WHY? Why should you bother with mentorship? I can talk about my own experience of the tech industry and say that I would not be where I am today were it not for the mentors I had along the way. Not only were they able to provide insight from their own experiences, but they were able to give some perspective on some of the issues I have had to deal with in the tech industry. Also, alluding to the opening quote, mentors can be great advocates or allies.
WHEN? I believe we never stop learning and growing (unless we choose to stop, but c'mon, don't do that!). As such, it's always a good idea to have some form of mentorship at whatever rung on the career ladder. It's never too early to start looking for guidance from those with wisdom and experience.
WHERE? Mentors don't have to be physically located in the same place as you, but obviously it makes meeting up much easier if they are. At the same time, it also helps to have a mentor that you don't work with too closely on a day-to-day basis as it allows them to be a bit more objective and gives you a chance to speak more freely.
WHO? This one can be tricky. Some organisations don't recognise any requirement for mentorship while others encourage mentorship and might even assign mentors to individuals. It can be difficult to identify potential mentors. Take the time to get to know some senior professionals or people you look up to at work. I prefer to have mentor relationships evolve organically - when you turn to a certain colleague or professional for advice or input because you respect their opinion, it's mentorship. Even if it's not official.
HOW? Some of the best advice I was given by one of my former mentors is that the mentee should be driving the mentor relationship. It does not help me to show up to a mentorship session with an attitude of "well, what can you do for me?" or even worse, "Entertain me!" Rather, approach the person you would like to have as a mentor and be honest about what you would like from the mentorship - this also gives them a chance to decline if they aren't able to or think they can't be of help to you. This may be intimidating, but the worst they can say is no.
And this brings me to my last point: mentorships aren't for life. Sometimes the mentorship is terminated when employees leave, but you don't have to wait for that to happen. At any time either the mentee or mentor should be able to walk away if it's not working out. Just be honest with each other.

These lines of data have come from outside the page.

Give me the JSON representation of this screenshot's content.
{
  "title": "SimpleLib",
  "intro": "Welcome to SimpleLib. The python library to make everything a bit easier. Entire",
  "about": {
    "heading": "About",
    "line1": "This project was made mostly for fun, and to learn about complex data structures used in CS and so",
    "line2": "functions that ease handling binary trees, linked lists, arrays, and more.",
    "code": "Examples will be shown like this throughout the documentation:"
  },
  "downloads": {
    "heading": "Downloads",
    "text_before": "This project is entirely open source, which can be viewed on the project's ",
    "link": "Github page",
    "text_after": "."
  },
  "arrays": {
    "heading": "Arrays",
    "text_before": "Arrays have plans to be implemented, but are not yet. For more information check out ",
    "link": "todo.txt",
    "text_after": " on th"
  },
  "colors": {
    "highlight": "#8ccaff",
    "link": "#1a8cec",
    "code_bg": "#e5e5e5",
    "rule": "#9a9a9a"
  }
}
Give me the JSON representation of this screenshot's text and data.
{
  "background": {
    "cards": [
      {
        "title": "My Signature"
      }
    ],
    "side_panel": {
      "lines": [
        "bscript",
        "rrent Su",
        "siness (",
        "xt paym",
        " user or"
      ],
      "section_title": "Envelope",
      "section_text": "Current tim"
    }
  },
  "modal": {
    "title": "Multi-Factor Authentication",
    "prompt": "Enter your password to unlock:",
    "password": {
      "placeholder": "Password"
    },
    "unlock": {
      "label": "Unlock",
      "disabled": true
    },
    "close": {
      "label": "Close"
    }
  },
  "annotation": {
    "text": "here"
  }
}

I believe everyone can benefit from mentorship and that we should be doing more to encourage industry newcomers to seek out mentors.